Skip to main content
Premium Trial:

Request an Annual Quote

Congressional Committee Approves $2B Increase in NIH Funding

NEW YORK (GenomeWeb) — Congress on Friday night approved an appropriations package that includes a $2 billion boost in fiscal year 2019 funding for the National Institutes of Health to $39.1 billion.

The bipartisan bill — agreed upon by a joint House and Senate conference committee — would increase the NIH's budget by 5.4 percent over its current funding level, matching the increase proposed by the Senate Labor, Health and Human Services, and Education appropriations subcommittee last month.

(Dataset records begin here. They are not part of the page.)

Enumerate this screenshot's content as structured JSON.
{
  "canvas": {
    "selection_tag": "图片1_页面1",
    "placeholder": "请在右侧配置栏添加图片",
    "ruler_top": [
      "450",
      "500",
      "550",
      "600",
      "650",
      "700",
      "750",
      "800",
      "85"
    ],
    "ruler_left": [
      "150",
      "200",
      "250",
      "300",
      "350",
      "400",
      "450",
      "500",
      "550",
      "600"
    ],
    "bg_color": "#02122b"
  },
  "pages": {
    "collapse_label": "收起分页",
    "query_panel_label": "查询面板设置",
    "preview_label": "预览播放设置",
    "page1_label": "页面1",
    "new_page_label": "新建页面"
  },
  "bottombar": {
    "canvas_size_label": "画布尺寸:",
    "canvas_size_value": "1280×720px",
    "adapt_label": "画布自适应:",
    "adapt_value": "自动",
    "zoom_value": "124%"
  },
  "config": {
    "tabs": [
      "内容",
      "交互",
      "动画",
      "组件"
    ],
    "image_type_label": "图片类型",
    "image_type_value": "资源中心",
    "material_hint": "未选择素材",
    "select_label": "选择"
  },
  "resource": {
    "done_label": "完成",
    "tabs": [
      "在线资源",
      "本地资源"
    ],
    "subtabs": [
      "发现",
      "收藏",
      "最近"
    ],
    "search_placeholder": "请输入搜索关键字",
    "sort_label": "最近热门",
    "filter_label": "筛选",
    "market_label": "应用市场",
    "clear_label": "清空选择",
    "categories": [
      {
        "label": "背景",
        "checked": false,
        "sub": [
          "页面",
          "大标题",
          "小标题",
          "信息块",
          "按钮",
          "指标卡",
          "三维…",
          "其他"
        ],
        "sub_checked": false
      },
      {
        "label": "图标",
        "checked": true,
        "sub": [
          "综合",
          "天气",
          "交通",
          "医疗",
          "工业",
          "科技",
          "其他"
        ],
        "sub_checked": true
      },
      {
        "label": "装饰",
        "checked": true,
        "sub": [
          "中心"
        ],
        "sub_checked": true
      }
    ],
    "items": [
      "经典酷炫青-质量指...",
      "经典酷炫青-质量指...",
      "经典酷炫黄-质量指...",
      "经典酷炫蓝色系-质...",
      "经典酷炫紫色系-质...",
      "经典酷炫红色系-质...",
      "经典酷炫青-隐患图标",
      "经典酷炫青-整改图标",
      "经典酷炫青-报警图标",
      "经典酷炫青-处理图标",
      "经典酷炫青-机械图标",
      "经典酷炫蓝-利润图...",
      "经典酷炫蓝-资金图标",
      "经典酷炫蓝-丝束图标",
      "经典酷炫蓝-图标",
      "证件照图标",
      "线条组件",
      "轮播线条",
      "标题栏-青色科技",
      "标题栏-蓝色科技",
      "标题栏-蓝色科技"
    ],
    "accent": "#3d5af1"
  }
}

It specifically calls for an additional $425 million for Alzheimer's disease research for a total of $2.34 billion; $429.4 million for the BRAIN initiative, a $29 million increase; and $376 million for the All of Us precision medicine study, $86 million more than in FY 2018.

The bill "includes the fourth consecutive funding increase for the National Institutes of Health, which will pave the way for new medical breakthroughs and lower healthcare costs over the long term," Senator Roy Blunt (R-MO), chairman of the Labor, Health and Human Services, Education, and Related Agencies Appropriations Subcommittee, said in a statement. "We are on track, for the first time in 22 years, to get the Labor-HHS bill to the president's desk by the end of the fiscal year."

The legislation will next be voted on by the full House and Senate.

The Scan

Support for Moderna Booster

An FDA advisory committee supports authorizing a booster for Moderna's SARS-CoV-2 vaccine, CNN reports.

Testing at UK Lab Suspended

SARS-CoV-2 testing at a UK lab has been suspended following a number of false negative results.

J&J CSO to Step Down

The Wall Street Journal reports that Paul Stoffels will be stepping down as chief scientific officer at Johnson & Johnson by the end of the year.

Science Papers Present Proteo-Genomic Map of Human Health, Brain Tumor Target, Tool to Infer CNVs

In Science this week: gene-protein-disease map, epigenomic and transcriptomic approach highlights potential therapeutic target for gliomas, and more